CENTSEC drew particular attention to the participating countries’ interest in sharing information, improving cooperation, and engaging in the fight against crime. The 2018 conference outlined a system to prioritize security threats in the region using information shared among participating nations. The system will serve as a framework to guide initiatives and improve combined and interagency collaboration to combat transnational criminal organizations.
“CENTSEC is a regional forum to understand and think through problems experienced in this part of the continent, and it is of vital importance for the countries in attendance,” said Mexican Army Brigadier General David Rivera Medina, secretary general of the 13th Conference of Defense Ministers of the Americas. “It is important to work together because, in addition to sharing borders and a region, we also share problems that are common to each country. We need to continue to get behind these kinds of events that allow for exchange of experiences, strengthen each other, and get better results,” said Brig. Gen. Rivera.
Noncommissioned officers join in
For the first time, the 2018 edition organized a concurrent seminar for Central American sergeant majors to analyze security threats in the region and define their role in fighting crime.
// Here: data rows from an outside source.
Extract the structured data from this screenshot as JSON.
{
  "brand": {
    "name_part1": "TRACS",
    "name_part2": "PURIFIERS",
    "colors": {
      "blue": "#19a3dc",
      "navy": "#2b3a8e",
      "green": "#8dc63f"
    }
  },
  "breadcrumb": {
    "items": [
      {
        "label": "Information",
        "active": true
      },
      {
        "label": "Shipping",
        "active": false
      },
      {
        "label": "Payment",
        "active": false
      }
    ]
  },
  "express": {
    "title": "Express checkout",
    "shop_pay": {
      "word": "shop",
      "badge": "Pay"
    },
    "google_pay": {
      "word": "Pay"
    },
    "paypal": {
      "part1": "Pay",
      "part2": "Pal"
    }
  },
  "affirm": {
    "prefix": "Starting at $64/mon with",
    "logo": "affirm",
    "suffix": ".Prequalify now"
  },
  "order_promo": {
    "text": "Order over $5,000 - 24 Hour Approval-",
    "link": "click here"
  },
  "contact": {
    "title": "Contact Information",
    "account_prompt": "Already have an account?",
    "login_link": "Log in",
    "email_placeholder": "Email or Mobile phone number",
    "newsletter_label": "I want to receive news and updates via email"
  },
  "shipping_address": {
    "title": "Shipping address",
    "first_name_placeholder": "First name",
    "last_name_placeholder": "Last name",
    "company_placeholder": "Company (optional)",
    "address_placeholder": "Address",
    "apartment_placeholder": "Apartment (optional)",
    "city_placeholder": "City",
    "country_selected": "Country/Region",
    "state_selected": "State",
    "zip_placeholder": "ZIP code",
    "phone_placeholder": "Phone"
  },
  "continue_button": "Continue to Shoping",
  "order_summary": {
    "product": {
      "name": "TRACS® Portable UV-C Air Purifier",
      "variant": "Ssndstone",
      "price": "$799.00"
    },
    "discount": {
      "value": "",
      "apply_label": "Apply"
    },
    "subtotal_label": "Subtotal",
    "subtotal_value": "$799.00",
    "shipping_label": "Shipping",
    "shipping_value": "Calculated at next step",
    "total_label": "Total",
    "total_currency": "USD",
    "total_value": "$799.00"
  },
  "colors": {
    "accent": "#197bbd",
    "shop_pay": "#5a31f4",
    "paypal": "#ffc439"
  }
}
Senior noncommissioned officers (NCOs) from partner nation armed forces participated in some of CENTSEC’s events and also had the opportunity to share experiences, exchange knowledge, and stress the importance of having a highly trained corps of enlisted personnel.
“CENTSEC is important because it allows us to exchange knowledge and experiences. We need to share information at a regional level because we face the same threats,” said Army Sergeant Major Marco Tulio Alfaro Gerónimo, from the office of the Joint Chiefs of Staff of the Armed Force of El Salvador. “We NCOs experience situations that threaten our countries firsthand. Since we have strategic insight into the threats and command the troops directly, we can better explain the mission, significantly increasing our ability to counter threats.”
CENTSEC concluded with a sense of unity for the creation of combined and interagency initiatives designed to achieve regional security and defeat transnational criminal organizations. “Together, we can [do it],” Admiral Tidd reiterated during the closing ceremony. “We are bound together by common hopes and a shared vision of a better future. And tomorrow, by working together, we will make that vision a reality.”